United States District Court, N.D. California
ORDER TO SHOW CAUSE (Dkt. #2)
CHARLES R. BREYER, District Judge.
Petitioner Mark Andrew Zavala, a state prisoner incarcerated at Kern Valley State Prison, has filed a pro se petition for a writ of habeas corpus under 28 U.S.C. § 2254 challenging a conviction from Santa Clara County Superior Court. He also seeks to proceed in forma pauperis under 28 U.S.C. § 1915.
Following a jury trial, petitioner and co-defendants Scott Alan Hensley and Jonathan David Rodriguez were convicted of three counts of robbery, and petitioner and Hensley also were convicted of assault with a firearm. For all of the crimes of which defendants were convicted, the jury found true criminal street gang allegations. As to the three counts of robbery, the jury found true that petitioner had personally and intentionally discharged a firearm and that both Hensley and Rodriguez were principals in the offense and at least one principal personally and intentionally discharged a firearm. The jury also found true that petitioner had personally used a firearm in the commission of the assault.
Hensley admitted a prior conviction within the meaning of California's three strikes law, a prior serious felony conviction and two prior prison term allegations. Rodriguez admitted a prior prison term allegation.
On April 26, 2010, the trial court sentenced petitioner to a total prison term of 33 years, Hensley to a total prison term of 31 years and Rodriguez to a total prison term of 22 years.
Petitioner unsuccessfully appealed his conviction to the California Court of Appeal and the Supreme Court of California, which on February 11, 2014 denied review of a petition allegedly raising the same claims raised here. On October 6, 2014, the Supreme Court of the United States denied certiorari review.
A. Standard of Review
This court may entertain a petition for a writ of habeas corpus "in behalf of a person in custody pursuant to the judgment of a State court only on the ground that he is in custody in violation of the Constitution or laws or treaties of the United States." 28 U.S.C. § 2254(a).
It shall "award the writ or issue an order directing the respondent to show cause why the writ should not be granted, unless it appears from the application that the applicant or person detained is not entitled thereto." Id . § 2243.

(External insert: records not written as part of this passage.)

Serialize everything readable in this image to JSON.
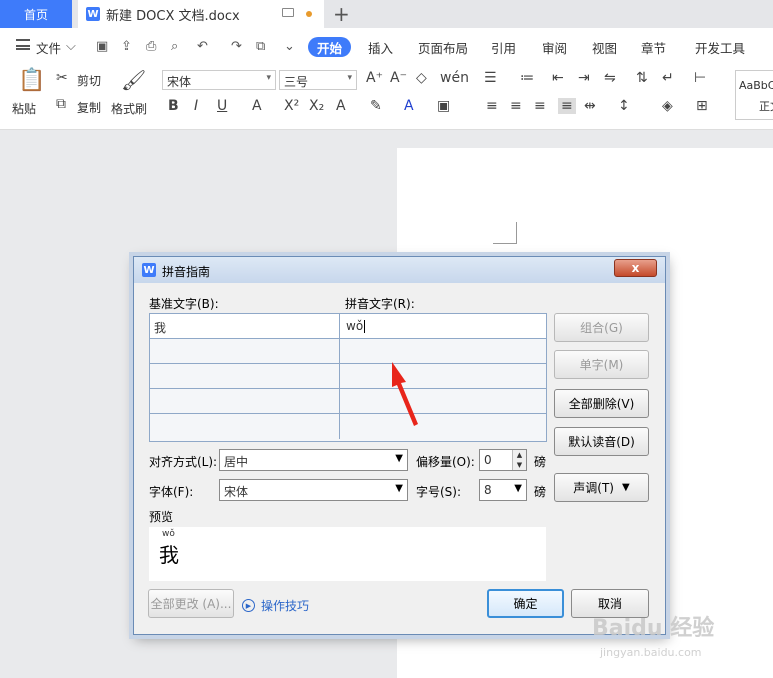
{
  "tabs": {
    "home": "首页",
    "document": "新建 DOCX 文档.docx",
    "add": "+"
  },
  "menu": {
    "file": "文件",
    "items": [
      "开始",
      "插入",
      "页面布局",
      "引用",
      "审阅",
      "视图",
      "章节",
      "开发工具"
    ]
  },
  "ribbon": {
    "paste": "粘贴",
    "cut": "剪切",
    "copy": "复制",
    "format_painter": "格式刷",
    "font_name": "宋体",
    "font_size": "三号",
    "style_preview": "AaBbC",
    "style_label": "正文"
  },
  "dialog": {
    "title": "拼音指南",
    "close": "x",
    "base_text_label": "基准文字(B):",
    "ruby_text_label": "拼音文字(R):",
    "rows": [
      {
        "base": "我",
        "ruby": "wǒ"
      },
      {
        "base": "",
        "ruby": ""
      },
      {
        "base": "",
        "ruby": ""
      },
      {
        "base": "",
        "ruby": ""
      },
      {
        "base": "",
        "ruby": ""
      }
    ],
    "buttons": {
      "group": "组合(G)",
      "mono": "单字(M)",
      "clear_all": "全部删除(V)",
      "default_reading": "默认读音(D)",
      "tone": "声调(T)",
      "change_all": "全部更改 (A)...",
      "ok": "确定",
      "cancel": "取消"
    },
    "align_label": "对齐方式(L):",
    "align_value": "居中",
    "offset_label": "偏移量(O):",
    "offset_value": "0",
    "offset_unit": "磅",
    "font_label": "字体(F):",
    "font_value": "宋体",
    "size_label": "字号(S):",
    "size_value": "8",
    "size_unit": "磅",
    "preview_label": "预览",
    "preview_pinyin": "wǒ",
    "preview_char": "我",
    "tips": "操作技巧"
  },
  "watermark": {
    "brand": "Baidu 经验",
    "url": "jingyan.baidu.com"
  },
  "colors": {
    "accent": "#3e7bfa",
    "annotation_arrow": "#e8251b"
  }
}
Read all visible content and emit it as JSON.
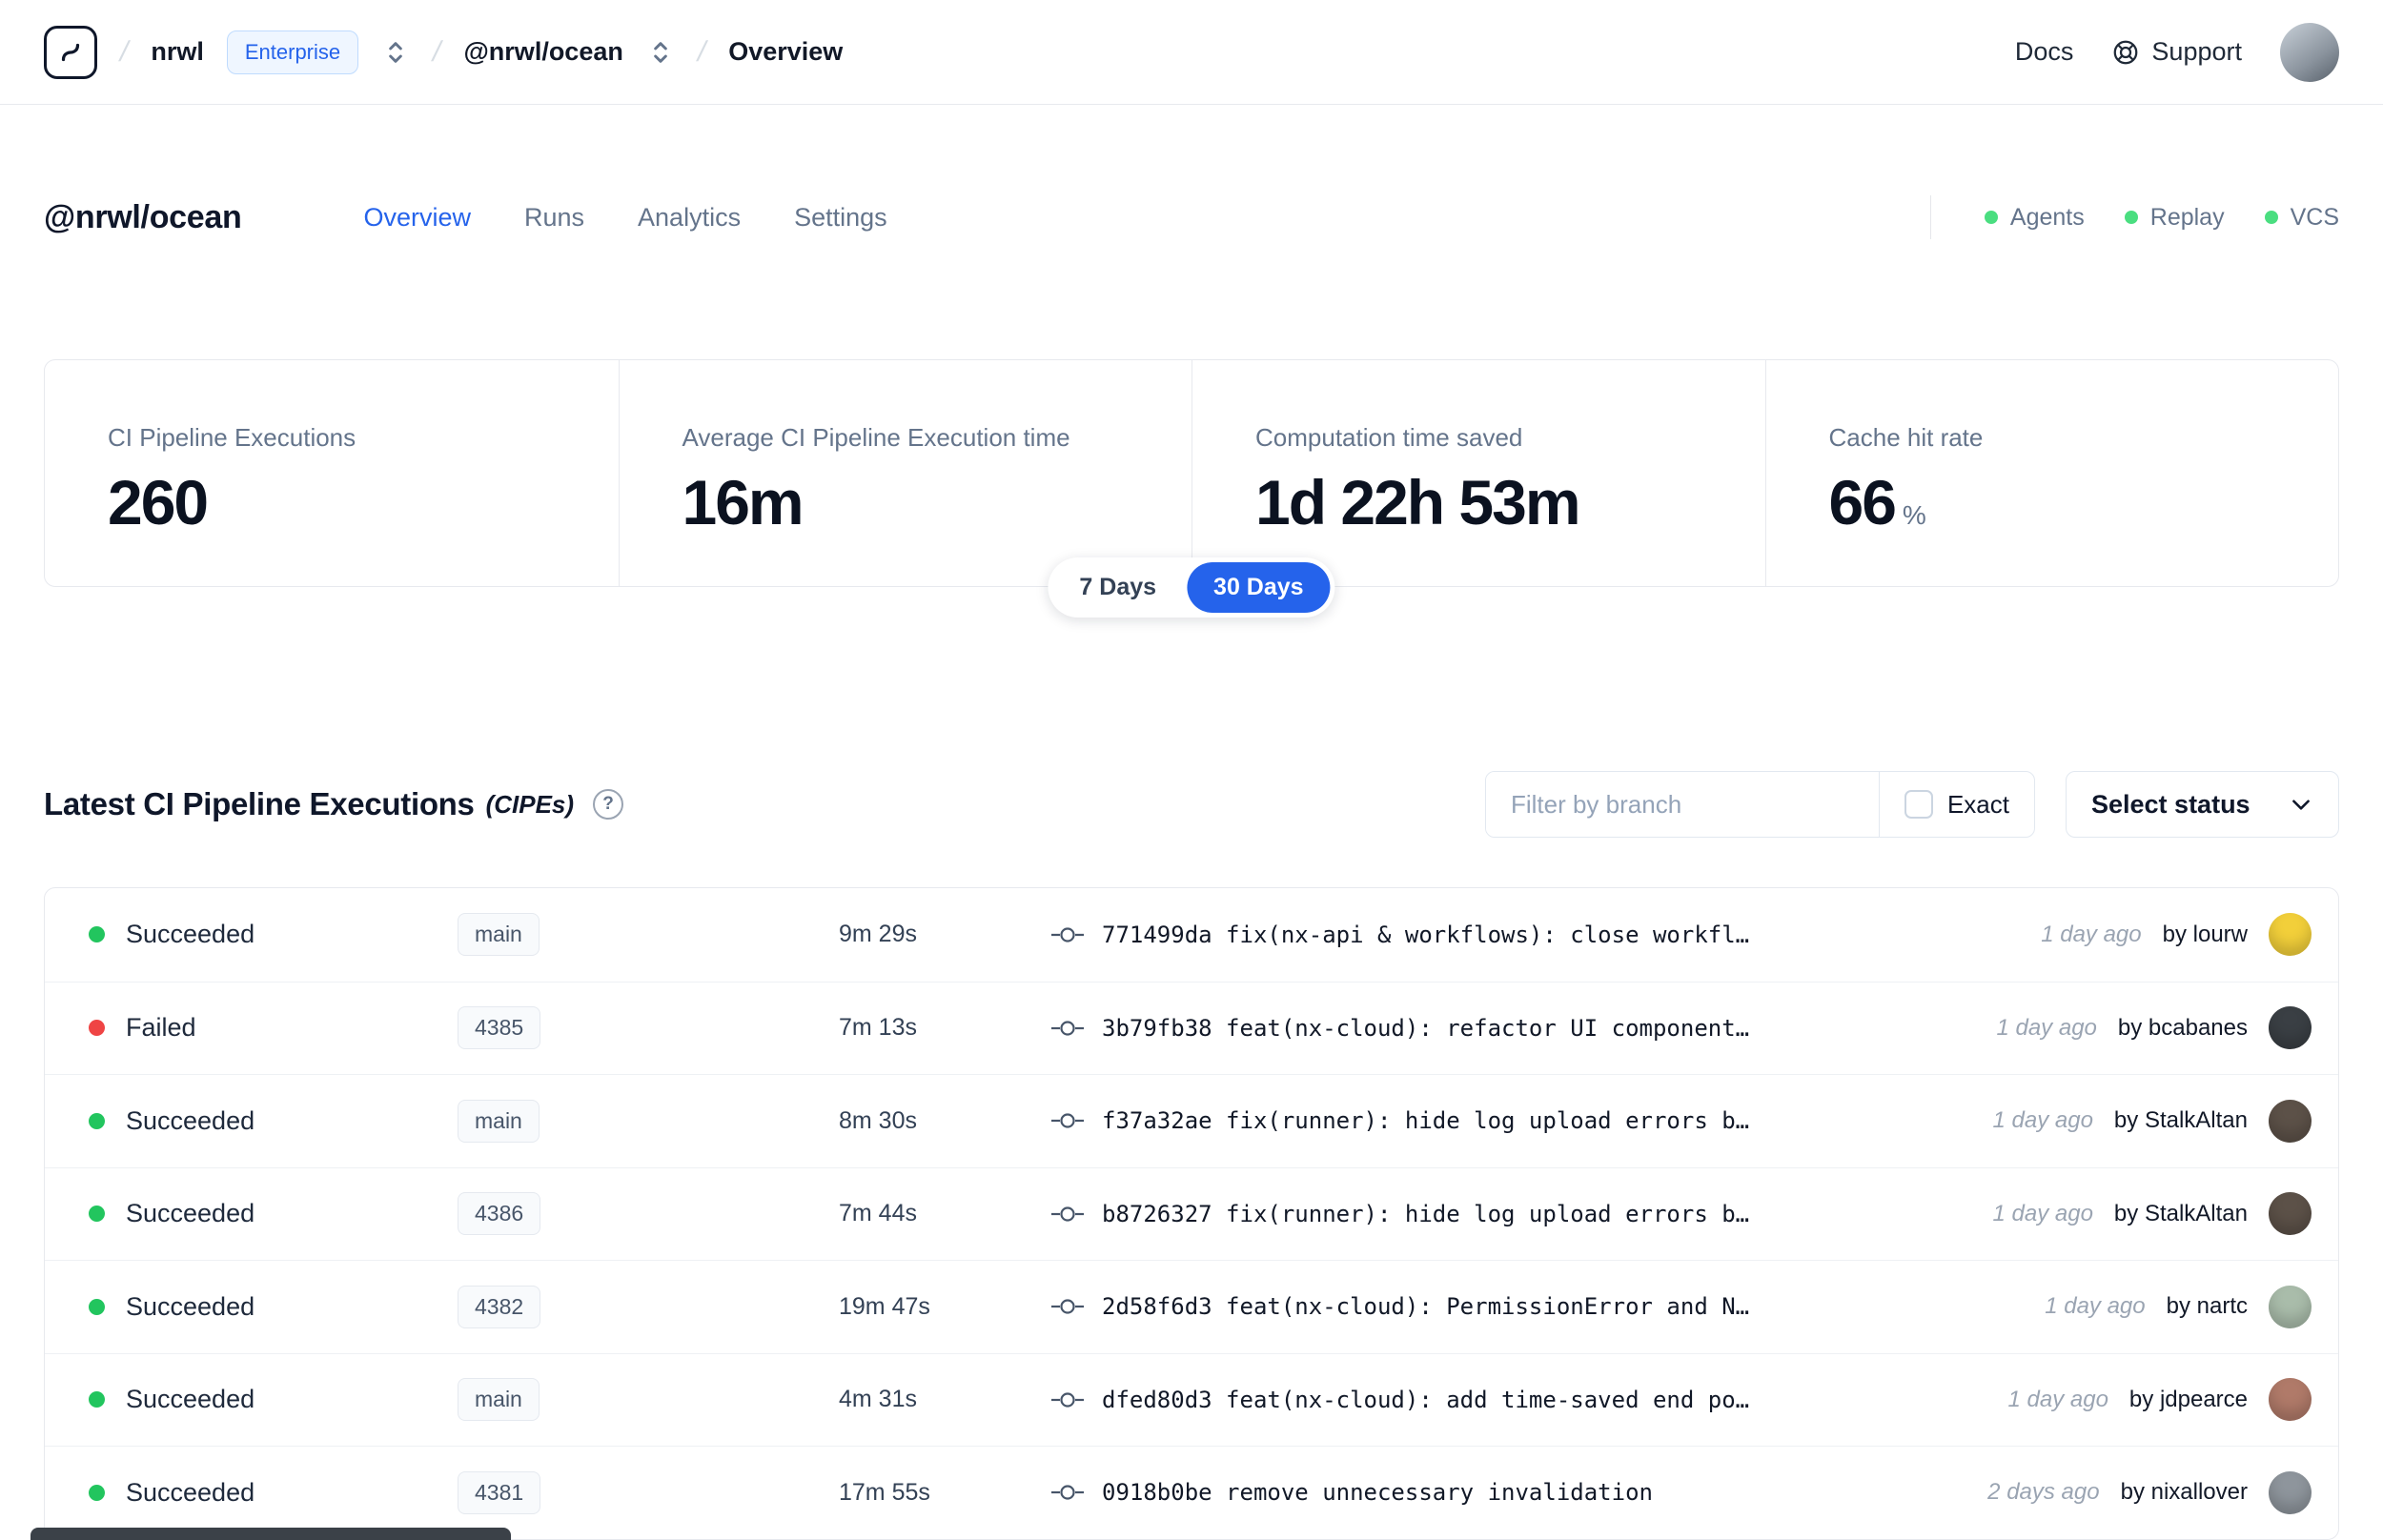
{
  "colors": {
    "accent": "#2563eb",
    "success": "#22c55e",
    "failed": "#ef4444",
    "indicator_green": "#4ade80"
  },
  "topbar": {
    "breadcrumb": {
      "org": "nrwl",
      "org_badge": "Enterprise",
      "workspace": "@nrwl/ocean",
      "page": "Overview"
    },
    "links": {
      "docs": "Docs",
      "support": "Support"
    }
  },
  "header": {
    "title": "@nrwl/ocean",
    "tabs": [
      {
        "label": "Overview",
        "active": true
      },
      {
        "label": "Runs",
        "active": false
      },
      {
        "label": "Analytics",
        "active": false
      },
      {
        "label": "Settings",
        "active": false
      }
    ],
    "indicators": [
      {
        "label": "Agents"
      },
      {
        "label": "Replay"
      },
      {
        "label": "VCS"
      }
    ]
  },
  "stats": {
    "cards": [
      {
        "label": "CI Pipeline Executions",
        "value": "260",
        "unit": ""
      },
      {
        "label": "Average CI Pipeline Execution time",
        "value": "16m",
        "unit": ""
      },
      {
        "label": "Computation time saved",
        "value": "1d 22h 53m",
        "unit": ""
      },
      {
        "label": "Cache hit rate",
        "value": "66",
        "unit": "%"
      }
    ],
    "range_toggle": [
      {
        "label": "7 Days",
        "active": false
      },
      {
        "label": "30 Days",
        "active": true
      }
    ]
  },
  "cipes": {
    "title": "Latest CI Pipeline Executions",
    "title_suffix": "(CIPEs)",
    "filter": {
      "placeholder": "Filter by branch",
      "exact_label": "Exact"
    },
    "status_dropdown_label": "Select status",
    "rows": [
      {
        "status": "Succeeded",
        "status_color": "#22c55e",
        "branch": "main",
        "duration": "9m 29s",
        "commit": "771499da fix(nx-api & workflows): close workfl…",
        "time": "1 day ago",
        "author": "by lourw",
        "avatar_color": "#f2cf3a"
      },
      {
        "status": "Failed",
        "status_color": "#ef4444",
        "branch": "4385",
        "duration": "7m 13s",
        "commit": "3b79fb38 feat(nx-cloud): refactor UI component…",
        "time": "1 day ago",
        "author": "by bcabanes",
        "avatar_color": "#3a3f44"
      },
      {
        "status": "Succeeded",
        "status_color": "#22c55e",
        "branch": "main",
        "duration": "8m 30s",
        "commit": "f37a32ae fix(runner): hide log upload errors b…",
        "time": "1 day ago",
        "author": "by StalkAltan",
        "avatar_color": "#5c5148"
      },
      {
        "status": "Succeeded",
        "status_color": "#22c55e",
        "branch": "4386",
        "duration": "7m 44s",
        "commit": "b8726327 fix(runner): hide log upload errors b…",
        "time": "1 day ago",
        "author": "by StalkAltan",
        "avatar_color": "#5c5148"
      },
      {
        "status": "Succeeded",
        "status_color": "#22c55e",
        "branch": "4382",
        "duration": "19m 47s",
        "commit": "2d58f6d3 feat(nx-cloud): PermissionError and N…",
        "time": "1 day ago",
        "author": "by nartc",
        "avatar_color": "#a9bcaa"
      },
      {
        "status": "Succeeded",
        "status_color": "#22c55e",
        "branch": "main",
        "duration": "4m 31s",
        "commit": "dfed80d3 feat(nx-cloud): add time-saved end po…",
        "time": "1 day ago",
        "author": "by jdpearce",
        "avatar_color": "#b07a69"
      },
      {
        "status": "Succeeded",
        "status_color": "#22c55e",
        "branch": "4381",
        "duration": "17m 55s",
        "commit": "0918b0be remove unnecessary invalidation",
        "time": "2 days ago",
        "author": "by nixallover",
        "avatar_color": "#8e959c"
      }
    ]
  }
}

Petitioner seeks federal habeas corpus relief by raising several claims, including juror misconduct, instructional error, prejudicial denial of motion to bifurcate trial and denial of right to confront witnesses. Liberally construed, the claims appear cognizable under § 2254 and merit an answer from respondent. See Zichko v. Idaho, 247 F.3d 1015, 1020 (9th ...